Moody's Knocks Ford Further into Junk Status

Moody's Investors Service lowered Ford Motor Co.'s (F) credit rating further into junk status Wednesday, predicting the company will remain under considerable financial stress through 2007 even with a pending restructuring.

Moody's cut Ford's rank two levels to Ba3 from Ba1. Moody's also lowered the long-term rating of Ford's credit arm, Ford Motor Credit Co., two levels to Ba2 from its lowest investment-grade rating of Baa3. The moves will make it more difficult for Ford and Ford Credit to borrow money.

Moody's action comes a week after Standard & Poor's Ratings Services also lowered Ford's corporate credit rating further into junk territory. S&P also cited concerns about the No. 2 U.S. automaker's ability to turn around its North American operations.

Ford lost more than $1.4 billion in its North American operations in the first nine months of 2005. But at the North American International Auto Show this week, Ford Chairman and Chief Executive Bill Ford said the company is making a profit in other regions. Ford plans to announce 2005 earnings on Jan. 23.

Also on Jan. 23, Ford plans to announce details of a restructuring that is expected to include plant closures and job cuts.

The automaker typically doesn't comment on ratings actions, but when asked about the S&P downgrade this week, Bill Ford said it was disappointing.

"Nobody likes to be downgraded," he said. "It's up to us to prove their analysis wrong."

Moody's said Ford will have trouble sustaining market share in its core markets. Ford's U.S. sales fell 4 percent in 2005. Moody's also said Ford's cost structure isn't competitive because of high labor rates and too much plant capacity.

Moody's said some bright spots for Ford are the upcoming restructuring and strong sales of its mid- and full-size cars, including the Ford Fusion.

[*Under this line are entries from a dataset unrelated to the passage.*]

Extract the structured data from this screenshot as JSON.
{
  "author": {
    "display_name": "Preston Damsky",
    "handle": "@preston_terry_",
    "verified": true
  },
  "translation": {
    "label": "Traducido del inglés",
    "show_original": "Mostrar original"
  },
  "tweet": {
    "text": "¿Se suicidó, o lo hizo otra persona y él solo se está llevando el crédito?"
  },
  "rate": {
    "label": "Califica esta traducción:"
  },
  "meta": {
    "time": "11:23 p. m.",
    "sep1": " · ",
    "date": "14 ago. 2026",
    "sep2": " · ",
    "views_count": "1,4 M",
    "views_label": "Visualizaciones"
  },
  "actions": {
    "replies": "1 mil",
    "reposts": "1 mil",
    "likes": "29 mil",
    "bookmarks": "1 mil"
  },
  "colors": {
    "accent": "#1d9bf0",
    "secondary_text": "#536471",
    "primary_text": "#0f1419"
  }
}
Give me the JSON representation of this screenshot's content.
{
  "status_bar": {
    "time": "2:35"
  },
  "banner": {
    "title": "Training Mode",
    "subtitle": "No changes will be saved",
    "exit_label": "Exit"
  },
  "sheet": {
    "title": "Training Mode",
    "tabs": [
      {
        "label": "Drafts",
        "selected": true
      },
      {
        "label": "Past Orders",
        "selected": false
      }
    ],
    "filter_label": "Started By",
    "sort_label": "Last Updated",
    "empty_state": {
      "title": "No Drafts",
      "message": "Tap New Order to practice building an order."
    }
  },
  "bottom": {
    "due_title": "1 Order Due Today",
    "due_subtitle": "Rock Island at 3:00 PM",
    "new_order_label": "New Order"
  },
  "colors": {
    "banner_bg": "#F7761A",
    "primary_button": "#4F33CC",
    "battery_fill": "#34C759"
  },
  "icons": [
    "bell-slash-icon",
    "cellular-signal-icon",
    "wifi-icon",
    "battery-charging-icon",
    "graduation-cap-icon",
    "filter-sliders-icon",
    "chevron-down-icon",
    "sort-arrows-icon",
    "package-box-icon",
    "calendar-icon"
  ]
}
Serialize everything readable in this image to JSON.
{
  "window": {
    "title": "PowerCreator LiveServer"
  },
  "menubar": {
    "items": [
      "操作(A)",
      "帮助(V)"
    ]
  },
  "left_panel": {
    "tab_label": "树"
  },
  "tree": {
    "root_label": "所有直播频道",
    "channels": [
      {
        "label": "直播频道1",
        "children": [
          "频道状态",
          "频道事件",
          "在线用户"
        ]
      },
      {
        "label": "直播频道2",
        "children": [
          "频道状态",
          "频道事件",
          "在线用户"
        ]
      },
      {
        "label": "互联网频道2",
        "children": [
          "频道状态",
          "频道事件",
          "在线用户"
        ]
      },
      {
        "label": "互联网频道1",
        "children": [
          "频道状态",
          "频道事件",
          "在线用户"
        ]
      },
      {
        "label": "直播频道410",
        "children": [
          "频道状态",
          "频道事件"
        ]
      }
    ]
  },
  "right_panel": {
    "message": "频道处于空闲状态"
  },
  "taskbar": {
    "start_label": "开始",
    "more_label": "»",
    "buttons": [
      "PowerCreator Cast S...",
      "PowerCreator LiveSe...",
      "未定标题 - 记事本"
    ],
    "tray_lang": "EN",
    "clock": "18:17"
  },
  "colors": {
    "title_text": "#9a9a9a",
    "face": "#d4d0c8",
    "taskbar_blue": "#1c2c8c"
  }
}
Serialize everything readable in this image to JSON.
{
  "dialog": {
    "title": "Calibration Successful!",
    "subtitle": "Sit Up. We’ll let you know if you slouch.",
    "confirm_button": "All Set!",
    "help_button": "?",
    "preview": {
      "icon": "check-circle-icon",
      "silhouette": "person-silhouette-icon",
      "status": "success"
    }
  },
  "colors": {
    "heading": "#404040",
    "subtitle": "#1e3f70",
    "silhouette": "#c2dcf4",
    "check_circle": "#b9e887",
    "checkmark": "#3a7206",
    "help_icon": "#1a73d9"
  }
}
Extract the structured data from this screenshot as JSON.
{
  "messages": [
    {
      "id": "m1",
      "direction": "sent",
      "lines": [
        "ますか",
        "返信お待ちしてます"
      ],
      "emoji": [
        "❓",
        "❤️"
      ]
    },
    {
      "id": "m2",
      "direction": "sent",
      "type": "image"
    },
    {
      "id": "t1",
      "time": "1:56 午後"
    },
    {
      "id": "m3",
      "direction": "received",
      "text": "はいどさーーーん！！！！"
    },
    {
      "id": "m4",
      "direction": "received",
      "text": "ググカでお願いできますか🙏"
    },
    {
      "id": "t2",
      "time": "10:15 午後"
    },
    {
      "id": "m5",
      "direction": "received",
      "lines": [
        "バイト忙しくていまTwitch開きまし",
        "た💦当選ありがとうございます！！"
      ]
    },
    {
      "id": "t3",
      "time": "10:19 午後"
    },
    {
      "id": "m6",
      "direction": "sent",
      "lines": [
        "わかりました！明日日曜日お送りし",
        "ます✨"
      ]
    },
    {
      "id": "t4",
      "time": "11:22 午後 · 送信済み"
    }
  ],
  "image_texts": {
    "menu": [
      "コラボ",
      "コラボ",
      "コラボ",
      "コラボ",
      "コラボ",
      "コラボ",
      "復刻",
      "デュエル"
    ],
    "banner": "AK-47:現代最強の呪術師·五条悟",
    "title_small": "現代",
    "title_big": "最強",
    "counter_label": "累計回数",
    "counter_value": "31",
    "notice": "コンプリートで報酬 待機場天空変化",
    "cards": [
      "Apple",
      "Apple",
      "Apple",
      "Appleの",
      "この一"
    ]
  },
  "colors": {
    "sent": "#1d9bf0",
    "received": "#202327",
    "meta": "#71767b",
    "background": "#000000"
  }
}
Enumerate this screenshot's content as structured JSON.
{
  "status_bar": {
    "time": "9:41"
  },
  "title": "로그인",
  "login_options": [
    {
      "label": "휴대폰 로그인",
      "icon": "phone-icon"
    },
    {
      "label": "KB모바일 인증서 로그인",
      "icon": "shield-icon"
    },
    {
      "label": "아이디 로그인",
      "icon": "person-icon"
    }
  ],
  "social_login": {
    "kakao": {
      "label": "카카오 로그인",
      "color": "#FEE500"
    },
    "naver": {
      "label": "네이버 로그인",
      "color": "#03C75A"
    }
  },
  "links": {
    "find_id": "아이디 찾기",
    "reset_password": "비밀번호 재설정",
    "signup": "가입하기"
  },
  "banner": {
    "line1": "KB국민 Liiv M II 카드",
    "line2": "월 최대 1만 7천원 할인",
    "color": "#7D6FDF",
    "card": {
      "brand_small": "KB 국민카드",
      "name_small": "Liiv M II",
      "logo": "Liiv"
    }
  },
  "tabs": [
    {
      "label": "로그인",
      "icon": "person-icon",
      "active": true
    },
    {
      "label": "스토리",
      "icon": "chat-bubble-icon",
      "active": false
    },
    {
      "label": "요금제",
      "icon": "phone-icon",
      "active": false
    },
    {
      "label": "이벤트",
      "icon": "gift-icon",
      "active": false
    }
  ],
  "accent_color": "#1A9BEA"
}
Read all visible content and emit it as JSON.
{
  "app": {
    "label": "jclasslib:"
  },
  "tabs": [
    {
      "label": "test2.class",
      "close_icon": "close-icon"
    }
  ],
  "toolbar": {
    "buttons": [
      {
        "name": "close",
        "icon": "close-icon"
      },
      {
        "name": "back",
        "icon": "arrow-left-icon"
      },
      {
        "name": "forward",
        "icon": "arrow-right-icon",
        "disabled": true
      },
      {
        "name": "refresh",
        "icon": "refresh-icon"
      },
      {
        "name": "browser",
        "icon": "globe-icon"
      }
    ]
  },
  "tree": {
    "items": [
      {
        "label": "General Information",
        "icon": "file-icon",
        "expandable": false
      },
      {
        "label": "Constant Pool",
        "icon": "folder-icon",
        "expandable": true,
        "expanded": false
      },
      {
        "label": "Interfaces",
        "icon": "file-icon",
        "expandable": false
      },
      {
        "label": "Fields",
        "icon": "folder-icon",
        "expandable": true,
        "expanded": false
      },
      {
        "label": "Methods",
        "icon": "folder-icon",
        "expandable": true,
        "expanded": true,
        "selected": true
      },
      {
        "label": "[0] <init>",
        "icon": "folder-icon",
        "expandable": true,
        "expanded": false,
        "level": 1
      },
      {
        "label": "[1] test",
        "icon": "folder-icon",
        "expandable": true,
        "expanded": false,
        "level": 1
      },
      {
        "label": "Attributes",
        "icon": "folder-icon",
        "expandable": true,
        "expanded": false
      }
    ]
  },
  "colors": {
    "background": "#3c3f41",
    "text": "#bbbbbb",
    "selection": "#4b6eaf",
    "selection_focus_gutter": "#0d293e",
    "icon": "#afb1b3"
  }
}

Ford and Ford Credit have approximately $130 billion in debt, Moody's said.

Ford shares were up 9 cents to $8.86 in afternoon trading on the New York Stock Exchange.